Exercise instructions.
Print each entry precisely; exclude the pictures.

Records.
Content starts

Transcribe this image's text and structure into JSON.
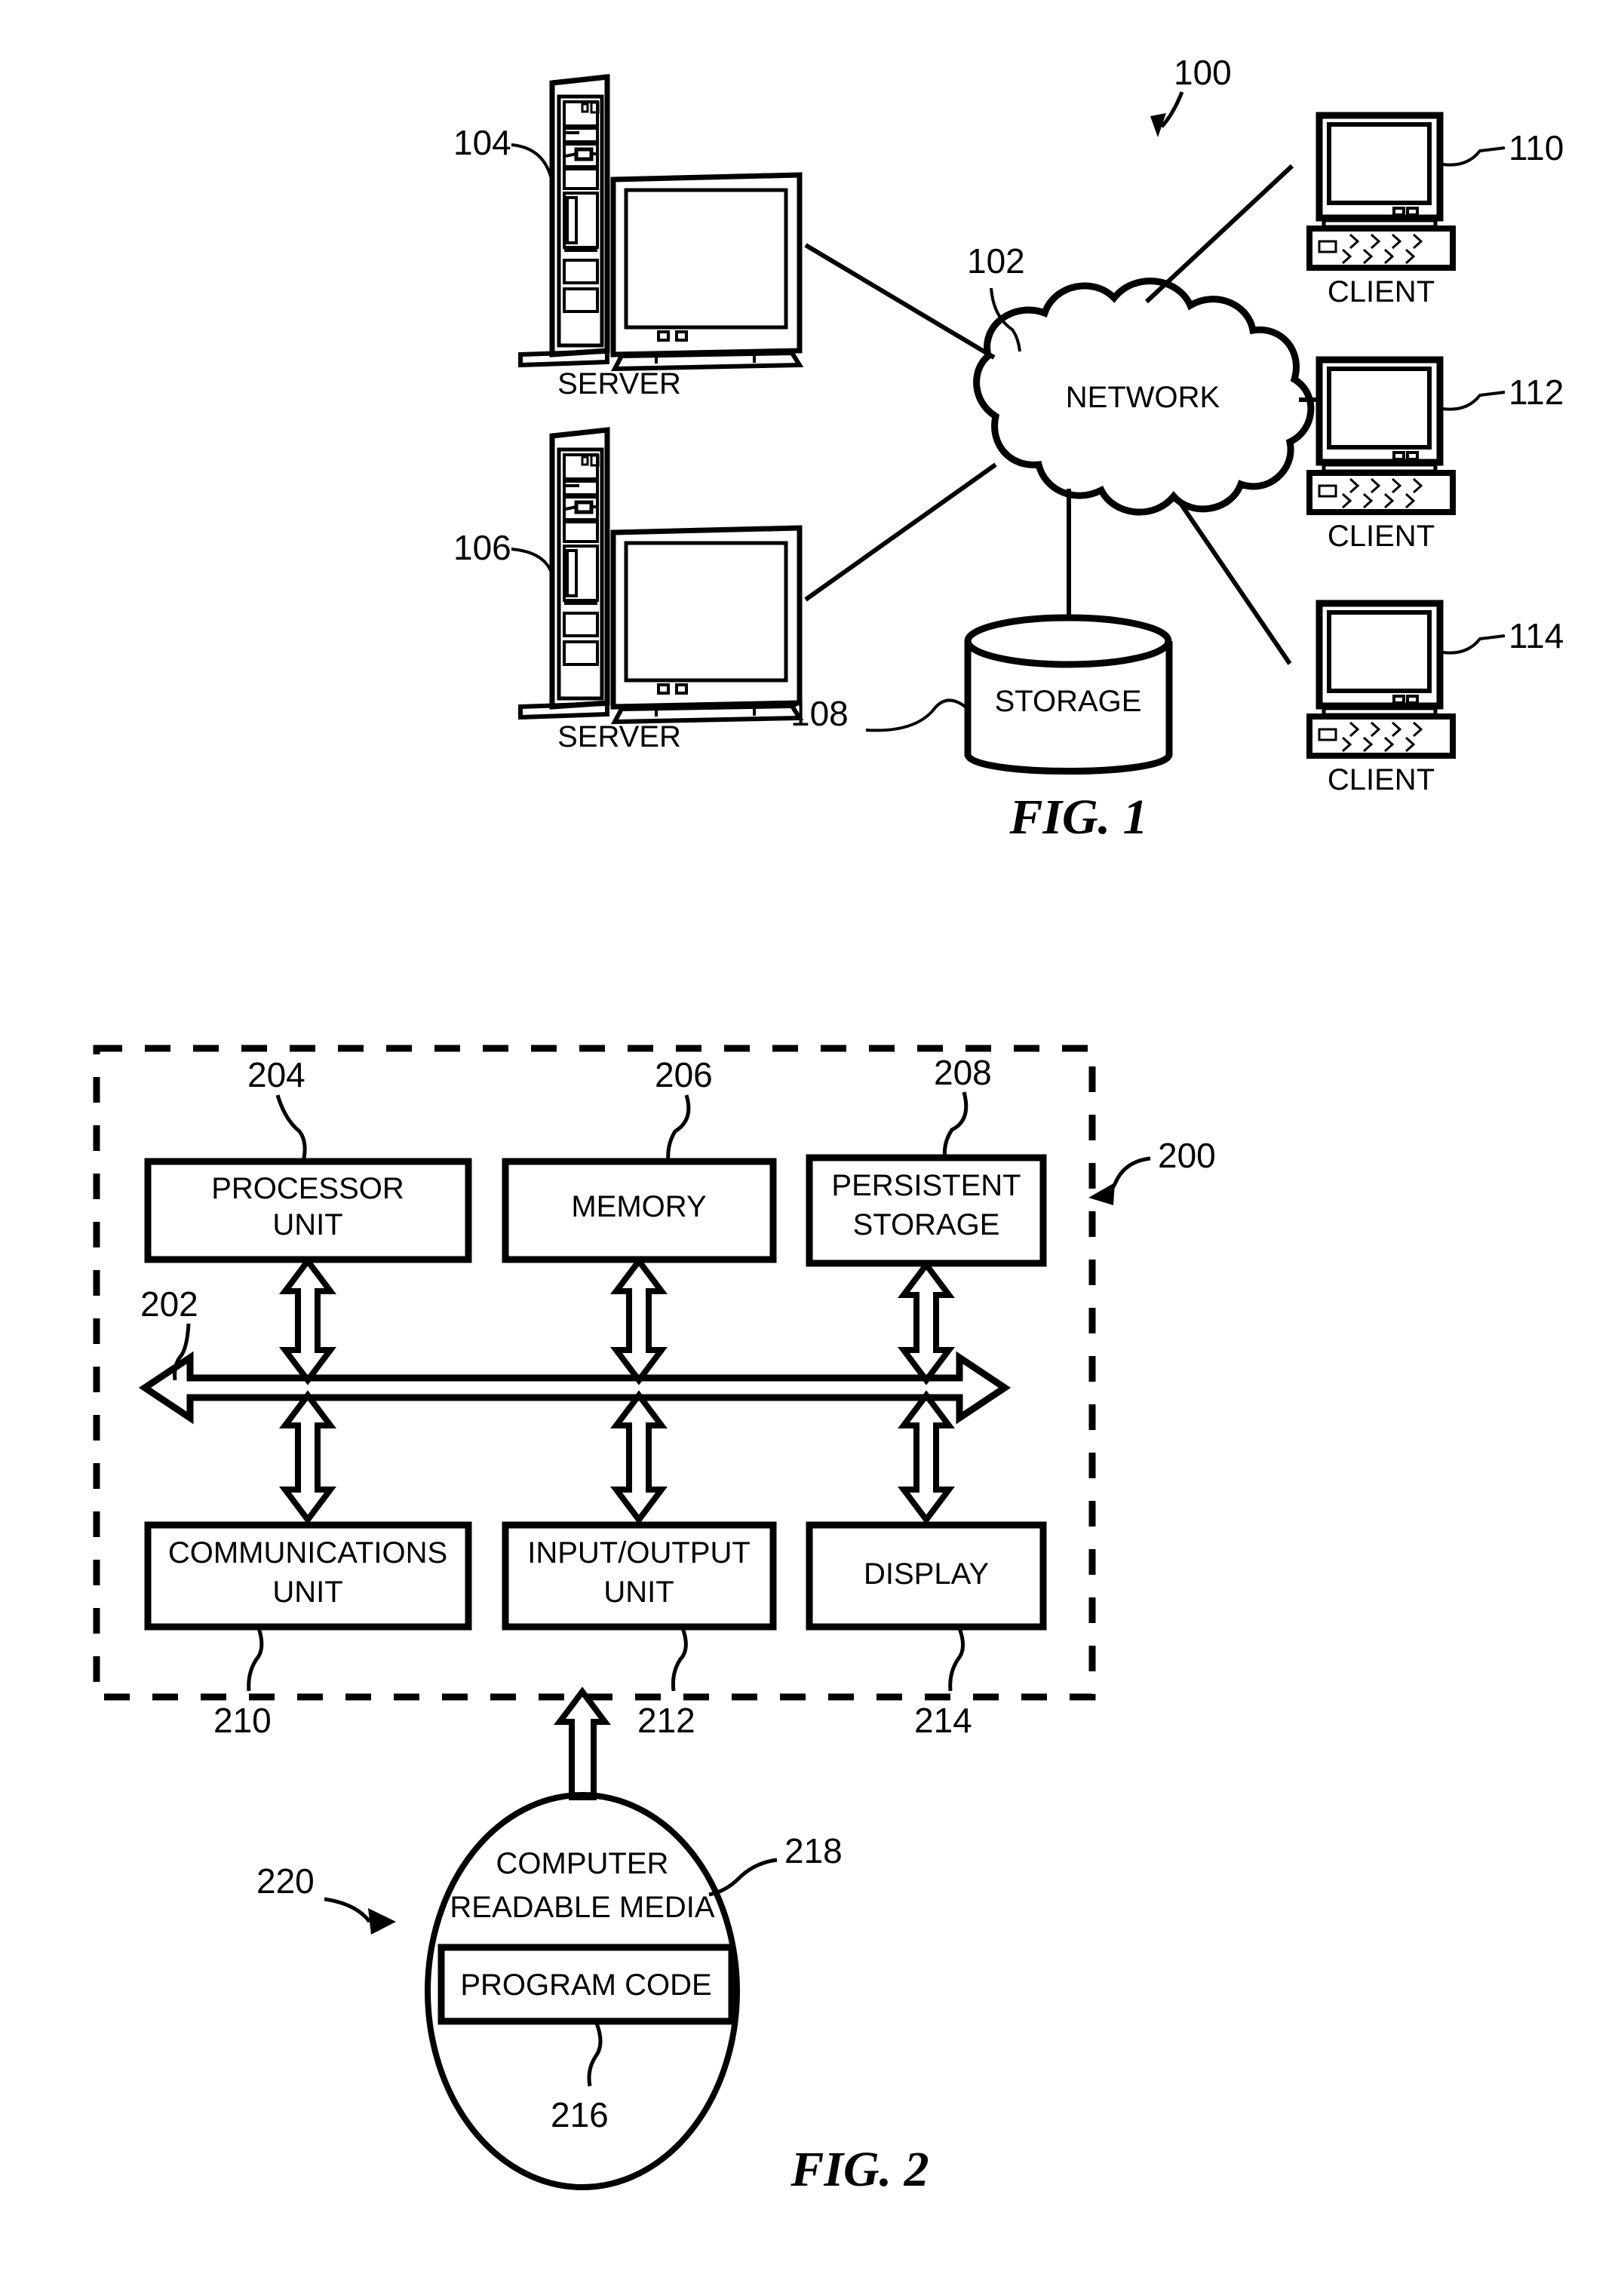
{
  "figures": [
    {
      "id": "fig1",
      "caption": "FIG. 1",
      "system_ref": "100",
      "network": {
        "label": "NETWORK",
        "ref": "102"
      },
      "storage": {
        "label": "STORAGE",
        "ref": "108"
      },
      "servers": [
        {
          "label": "SERVER",
          "ref": "104"
        },
        {
          "label": "SERVER",
          "ref": "106"
        }
      ],
      "clients": [
        {
          "label": "CLIENT",
          "ref": "110"
        },
        {
          "label": "CLIENT",
          "ref": "112"
        },
        {
          "label": "CLIENT",
          "ref": "114"
        }
      ]
    },
    {
      "id": "fig2",
      "caption": "FIG. 2",
      "system_ref": "200",
      "bus_ref": "202",
      "top_blocks": [
        {
          "label_line1": "PROCESSOR",
          "label_line2": "UNIT",
          "ref": "204"
        },
        {
          "label_line1": "MEMORY",
          "label_line2": "",
          "ref": "206"
        },
        {
          "label_line1": "PERSISTENT",
          "label_line2": "STORAGE",
          "ref": "208"
        }
      ],
      "bottom_blocks": [
        {
          "label_line1": "COMMUNICATIONS",
          "label_line2": "UNIT",
          "ref": "210"
        },
        {
          "label_line1": "INPUT/OUTPUT",
          "label_line2": "UNIT",
          "ref": "212"
        },
        {
          "label_line1": "DISPLAY",
          "label_line2": "",
          "ref": "214"
        }
      ],
      "media": {
        "label_line1": "COMPUTER",
        "label_line2": "READABLE MEDIA",
        "ref": "218",
        "product_ref": "220",
        "program_code": {
          "label": "PROGRAM CODE",
          "ref": "216"
        }
      }
    }
  ],
  "colors": {
    "ink": "#000000",
    "paper": "#ffffff"
  }
}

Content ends

Result.
Transcribe this image's text and structure into JSON.
{
  "figures": [
    {
      "id": "fig1",
      "caption": "FIG. 1",
      "system_ref": "100",
      "network": {
        "label": "NETWORK",
        "ref": "102"
      },
      "storage": {
        "label": "STORAGE",
        "ref": "108"
      },
      "servers": [
        {
          "label": "SERVER",
          "ref": "104"
        },
        {
          "label": "SERVER",
          "ref": "106"
        }
      ],
      "clients": [
        {
          "label": "CLIENT",
          "ref": "110"
        },
        {
          "label": "CLIENT",
          "ref": "112"
        },
        {
          "label": "CLIENT",
          "ref": "114"
        }
      ]
    },
    {
      "id": "fig2",
      "caption": "FIG. 2",
      "system_ref": "200",
      "bus_ref": "202",
      "top_blocks": [
        {
          "label_line1": "PROCESSOR",
          "label_line2": "UNIT",
          "ref": "204"
        },
        {
          "label_line1": "MEMORY",
          "label_line2": "",
          "ref": "206"
        },
        {
          "label_line1": "PERSISTENT",
          "label_line2": "STORAGE",
          "ref": "208"
        }
      ],
      "bottom_blocks": [
        {
          "label_line1": "COMMUNICATIONS",
          "label_line2": "UNIT",
          "ref": "210"
        },
        {
          "label_line1": "INPUT/OUTPUT",
          "label_line2": "UNIT",
          "ref": "212"
        },
        {
          "label_line1": "DISPLAY",
          "label_line2": "",
          "ref": "214"
        }
      ],
      "media": {
        "label_line1": "COMPUTER",
        "label_line2": "READABLE MEDIA",
        "ref": "218",
        "product_ref": "220",
        "program_code": {
          "label": "PROGRAM CODE",
          "ref": "216"
        }
      }
    }
  ],
  "colors": {
    "ink": "#000000",
    "paper": "#ffffff"
  }
}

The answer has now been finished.